• **What is needed**: State the number of lines in the records that contain "title", with no other words.

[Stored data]

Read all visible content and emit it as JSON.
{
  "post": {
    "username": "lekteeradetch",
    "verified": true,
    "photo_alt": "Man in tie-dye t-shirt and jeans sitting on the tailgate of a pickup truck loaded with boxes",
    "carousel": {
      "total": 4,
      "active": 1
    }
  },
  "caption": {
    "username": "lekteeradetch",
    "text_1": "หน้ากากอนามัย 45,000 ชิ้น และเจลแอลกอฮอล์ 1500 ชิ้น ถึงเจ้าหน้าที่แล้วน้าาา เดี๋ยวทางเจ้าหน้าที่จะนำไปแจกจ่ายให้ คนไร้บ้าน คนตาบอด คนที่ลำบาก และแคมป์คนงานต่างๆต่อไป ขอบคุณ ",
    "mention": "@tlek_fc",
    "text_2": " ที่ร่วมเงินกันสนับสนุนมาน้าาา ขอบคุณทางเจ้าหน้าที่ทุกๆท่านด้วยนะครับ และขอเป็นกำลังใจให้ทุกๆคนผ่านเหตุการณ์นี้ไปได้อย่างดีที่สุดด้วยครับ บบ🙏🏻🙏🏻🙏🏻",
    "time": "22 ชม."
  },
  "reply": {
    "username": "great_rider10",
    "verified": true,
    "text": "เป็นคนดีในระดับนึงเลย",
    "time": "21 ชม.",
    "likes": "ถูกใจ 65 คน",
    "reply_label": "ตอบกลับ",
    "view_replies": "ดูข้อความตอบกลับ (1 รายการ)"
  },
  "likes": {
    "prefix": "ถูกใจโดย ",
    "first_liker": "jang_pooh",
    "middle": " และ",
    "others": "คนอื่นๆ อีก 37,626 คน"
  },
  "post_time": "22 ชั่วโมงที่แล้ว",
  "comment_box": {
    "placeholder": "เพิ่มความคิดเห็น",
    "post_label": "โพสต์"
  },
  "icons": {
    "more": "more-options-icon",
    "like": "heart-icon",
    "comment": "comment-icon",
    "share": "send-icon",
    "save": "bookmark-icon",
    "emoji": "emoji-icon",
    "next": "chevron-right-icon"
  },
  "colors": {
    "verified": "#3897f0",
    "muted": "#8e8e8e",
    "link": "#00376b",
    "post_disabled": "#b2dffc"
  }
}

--

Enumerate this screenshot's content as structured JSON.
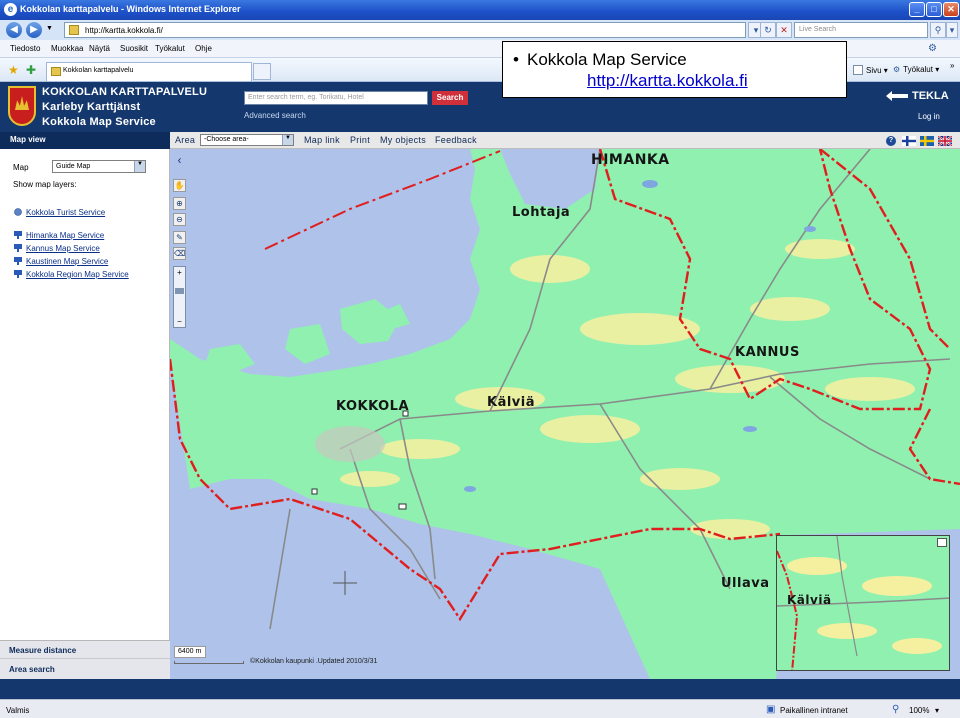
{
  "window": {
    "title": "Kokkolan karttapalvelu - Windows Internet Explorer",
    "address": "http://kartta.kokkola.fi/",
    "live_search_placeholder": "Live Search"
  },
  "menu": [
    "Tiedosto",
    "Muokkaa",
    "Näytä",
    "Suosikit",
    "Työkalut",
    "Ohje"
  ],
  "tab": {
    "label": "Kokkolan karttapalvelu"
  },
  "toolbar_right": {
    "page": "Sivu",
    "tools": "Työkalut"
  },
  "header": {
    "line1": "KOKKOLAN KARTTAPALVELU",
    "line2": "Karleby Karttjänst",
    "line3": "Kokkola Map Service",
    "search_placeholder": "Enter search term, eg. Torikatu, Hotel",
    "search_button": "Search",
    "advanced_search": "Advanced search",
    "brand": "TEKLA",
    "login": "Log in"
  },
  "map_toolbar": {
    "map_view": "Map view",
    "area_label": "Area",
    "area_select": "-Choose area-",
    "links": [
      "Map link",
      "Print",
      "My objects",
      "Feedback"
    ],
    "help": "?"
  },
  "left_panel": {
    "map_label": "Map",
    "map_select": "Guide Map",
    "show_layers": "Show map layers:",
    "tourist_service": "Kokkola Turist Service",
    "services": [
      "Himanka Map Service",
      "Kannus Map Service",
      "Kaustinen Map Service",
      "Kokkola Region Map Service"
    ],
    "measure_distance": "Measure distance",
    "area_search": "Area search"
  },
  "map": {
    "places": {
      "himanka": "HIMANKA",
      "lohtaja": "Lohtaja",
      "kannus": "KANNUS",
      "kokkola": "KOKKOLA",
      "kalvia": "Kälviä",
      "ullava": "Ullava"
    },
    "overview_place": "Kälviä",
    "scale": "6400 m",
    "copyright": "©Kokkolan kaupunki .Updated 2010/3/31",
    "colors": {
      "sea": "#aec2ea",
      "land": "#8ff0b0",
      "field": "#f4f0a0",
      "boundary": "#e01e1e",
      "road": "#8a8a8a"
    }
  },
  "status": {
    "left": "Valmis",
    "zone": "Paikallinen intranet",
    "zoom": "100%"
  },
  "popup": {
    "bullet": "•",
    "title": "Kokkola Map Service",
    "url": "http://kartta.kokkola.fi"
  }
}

• **Exercise output**: 2